Is engagement with your LMS in decline?

Do you have a sense that interest and engagement with your LMS is in decline?  Is it only a sense or have you been confronted with metrics showing declining enrolments, logins and participation?  These are some ideas on how you can reverse the decline trend and ignite interest and engagement with your elearning programs.

These ideas vary in complexity and cost to implement. I suggest you consider these ideas in the context of both your target audiences and the resources you have available. 

  1. Add social to your elearning. This may be in your LMS, using social platforms or a mixture of both. You might be surprised to find that a Facebook Group focused on a learning topic or general subject matter will prompt higher participation rates and interest. In both a social platform and your LMS make sure you encourage question and answer, forums, course ratings and surveys. Some organisations have been successful encouraging social collaboration by rating questions, answers and published content and offering awards.
  2. Mobile learning is no longer an option. You will compromise your participation rates without enabling people to access learning on mobile and tablet devices. Make sure your learning is always available with fast access and mobile is the way to achieve this. Make sure there is learning available that does not require an enrolment process or other barrier to entry.
  3. People do not have the time or attention span to endure long online learning modules. Make sure your learning content is short and to the point. Short modules can be combined to create longer courses. I recommend modules of 5 to 10 minutes duration. If you go much beyond this a person will lose focus and attention. Your people may be accessing learning on their mobile devices in all sorts of environments so you want to make it easy for them to start and complete a module with the greatest chance for success.
  4. You can ‘gamify’ your elearning. This does not have to be overly complicated. You simply determine what the parameters of the game are and then implement measurement and tracking. It can be assigning points to courses and people accumulate points as they complete courses. You can award points for participation in social collaboration and sharing. There are many ways to do this. Remember you are not wanting to encourage a toxic competitive culture, you want to make learning fun.
  5. Case studies are a good way to capture interest. Case studies are great for learning concepts since people can relate to them. You can add coaching and social collaboration to case study learning for even more impact.

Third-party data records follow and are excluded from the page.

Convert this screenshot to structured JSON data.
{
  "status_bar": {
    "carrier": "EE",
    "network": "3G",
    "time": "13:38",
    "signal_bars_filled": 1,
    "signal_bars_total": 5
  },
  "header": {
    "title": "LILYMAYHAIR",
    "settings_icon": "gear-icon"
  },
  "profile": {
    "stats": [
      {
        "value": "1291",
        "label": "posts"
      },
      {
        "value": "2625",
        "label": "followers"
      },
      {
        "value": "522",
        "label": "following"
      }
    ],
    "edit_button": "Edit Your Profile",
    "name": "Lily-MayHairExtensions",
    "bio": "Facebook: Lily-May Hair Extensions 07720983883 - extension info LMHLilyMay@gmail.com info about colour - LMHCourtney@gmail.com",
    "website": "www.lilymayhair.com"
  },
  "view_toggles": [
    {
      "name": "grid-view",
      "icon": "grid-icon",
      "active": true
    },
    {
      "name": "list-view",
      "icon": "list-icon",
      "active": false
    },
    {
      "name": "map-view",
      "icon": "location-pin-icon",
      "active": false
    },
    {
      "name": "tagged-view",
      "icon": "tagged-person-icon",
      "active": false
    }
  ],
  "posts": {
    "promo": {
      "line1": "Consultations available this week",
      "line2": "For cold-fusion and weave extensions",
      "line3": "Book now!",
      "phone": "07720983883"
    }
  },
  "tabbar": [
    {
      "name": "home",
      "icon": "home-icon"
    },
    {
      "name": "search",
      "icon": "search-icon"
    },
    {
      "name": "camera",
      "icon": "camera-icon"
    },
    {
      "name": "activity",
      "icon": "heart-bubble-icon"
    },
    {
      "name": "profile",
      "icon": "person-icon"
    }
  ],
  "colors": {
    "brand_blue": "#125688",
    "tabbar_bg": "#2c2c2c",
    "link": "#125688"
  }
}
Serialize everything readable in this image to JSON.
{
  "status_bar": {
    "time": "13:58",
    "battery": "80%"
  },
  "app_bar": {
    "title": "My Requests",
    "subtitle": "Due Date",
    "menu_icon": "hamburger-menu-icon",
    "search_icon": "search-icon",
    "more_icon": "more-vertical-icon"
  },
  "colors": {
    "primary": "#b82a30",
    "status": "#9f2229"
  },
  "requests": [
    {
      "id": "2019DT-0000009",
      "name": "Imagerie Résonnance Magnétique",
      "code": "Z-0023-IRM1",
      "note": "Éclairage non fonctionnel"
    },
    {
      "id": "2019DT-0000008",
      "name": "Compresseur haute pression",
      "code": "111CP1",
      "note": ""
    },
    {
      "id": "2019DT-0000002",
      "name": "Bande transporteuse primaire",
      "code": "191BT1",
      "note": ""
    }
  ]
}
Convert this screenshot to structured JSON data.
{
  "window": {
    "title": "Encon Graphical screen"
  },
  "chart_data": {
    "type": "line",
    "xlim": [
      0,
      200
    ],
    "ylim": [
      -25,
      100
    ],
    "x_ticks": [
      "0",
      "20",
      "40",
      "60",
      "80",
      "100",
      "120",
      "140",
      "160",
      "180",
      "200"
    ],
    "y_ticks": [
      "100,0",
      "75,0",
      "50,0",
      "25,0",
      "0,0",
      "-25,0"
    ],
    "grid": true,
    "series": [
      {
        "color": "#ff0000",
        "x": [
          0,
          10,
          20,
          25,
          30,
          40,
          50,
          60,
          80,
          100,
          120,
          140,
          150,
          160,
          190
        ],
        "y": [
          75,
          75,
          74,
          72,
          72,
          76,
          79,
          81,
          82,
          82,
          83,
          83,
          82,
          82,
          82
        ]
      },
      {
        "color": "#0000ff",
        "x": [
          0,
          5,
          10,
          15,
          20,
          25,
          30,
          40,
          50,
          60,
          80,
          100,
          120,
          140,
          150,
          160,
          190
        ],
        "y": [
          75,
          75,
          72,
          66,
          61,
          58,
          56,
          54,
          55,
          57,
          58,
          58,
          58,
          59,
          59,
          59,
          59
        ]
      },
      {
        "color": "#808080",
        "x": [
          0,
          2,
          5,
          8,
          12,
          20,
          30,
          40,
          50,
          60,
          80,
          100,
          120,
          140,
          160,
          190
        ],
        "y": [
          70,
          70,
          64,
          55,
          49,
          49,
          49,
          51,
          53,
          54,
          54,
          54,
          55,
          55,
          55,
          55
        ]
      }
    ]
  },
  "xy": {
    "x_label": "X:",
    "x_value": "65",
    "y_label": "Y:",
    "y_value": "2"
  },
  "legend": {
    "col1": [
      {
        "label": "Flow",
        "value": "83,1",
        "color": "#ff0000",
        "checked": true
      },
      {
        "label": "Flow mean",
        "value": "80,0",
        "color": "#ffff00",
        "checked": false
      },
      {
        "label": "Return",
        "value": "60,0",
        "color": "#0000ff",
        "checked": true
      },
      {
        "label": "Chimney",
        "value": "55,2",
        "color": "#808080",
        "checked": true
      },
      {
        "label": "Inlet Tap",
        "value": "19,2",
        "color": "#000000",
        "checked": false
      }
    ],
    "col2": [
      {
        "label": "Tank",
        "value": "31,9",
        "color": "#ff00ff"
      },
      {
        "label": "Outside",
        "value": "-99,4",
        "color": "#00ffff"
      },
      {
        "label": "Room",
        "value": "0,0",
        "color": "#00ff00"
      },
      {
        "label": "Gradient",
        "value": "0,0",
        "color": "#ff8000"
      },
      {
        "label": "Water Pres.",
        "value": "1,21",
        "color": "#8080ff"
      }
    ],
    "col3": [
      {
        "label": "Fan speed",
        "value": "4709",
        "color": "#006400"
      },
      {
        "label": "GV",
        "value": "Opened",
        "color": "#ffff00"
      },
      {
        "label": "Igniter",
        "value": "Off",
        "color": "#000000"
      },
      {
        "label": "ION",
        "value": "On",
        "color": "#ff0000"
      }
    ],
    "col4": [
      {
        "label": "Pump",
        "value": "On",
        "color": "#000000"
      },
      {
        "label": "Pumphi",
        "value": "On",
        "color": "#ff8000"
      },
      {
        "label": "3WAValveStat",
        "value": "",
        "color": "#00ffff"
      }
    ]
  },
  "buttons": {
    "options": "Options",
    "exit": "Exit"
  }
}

If you are facing declining participation rates in your organisation’s elearning you may have reached a fork in the road. You have the choice of the carrot or the stick. The carrot is always more effective to create change and encouraging people to participate in learning is no different. I hope these five ideas will help you out.

Filling the gaps in your LMS

Despite the advances in LMS technology and the enormous range of features being added to learning management systems, some organisations still find there are gaps in meeting their learning strategy objectives.

An organisation facing this reality will often search for a new LMS to meet their needs. This process may be costly in time and financial resources. These are a few ideas that warrant consideration before taking the plunge.

  1. Make sure you have your current LMS configured correctly. Have you changed your configuration to meet new requirements?
  2. Have you kept pace with updates from your vendor?
  3. If reporting is not delivering what you need, have you considered integrating with a third party reporting tool?

If you are looking to build a continuous learning framework, the LMS is a great platform to contribute to the framework, but it may need to be supplemented with other tools and processes. You may want to consider these options as well before ditching your current LMS.

  1. Consider offering micro-learning in your LMS. Make the learning fun and always available by not being linked to sessions and enrolment processes.
  2. Try using social media to foster greater collaboration and teamwork. The social features in learning management systems vary widely. Social platforms offer a number of ways to engage your people without cost and with a good chance of widespread adoption. YouTube is an incredible resource that is under-utilised for learning across an extended enterprise.
  3. Offer classroom and online follow-up to your learning programs. We have achieved great results using collaborative communities of practice and expert areas to foster ongoing learning and retention.
  4. Personalise your learning to individuals and teams. Most learning management systems have the ability to do this to varying degrees. Change the learning programs regularly to keep people interested and engaged.

You can achieve great things as a learning professional using technology and other tools to supplement your LMS. Do not consider the LMS to be the only tool you have to achieve your learning objectives.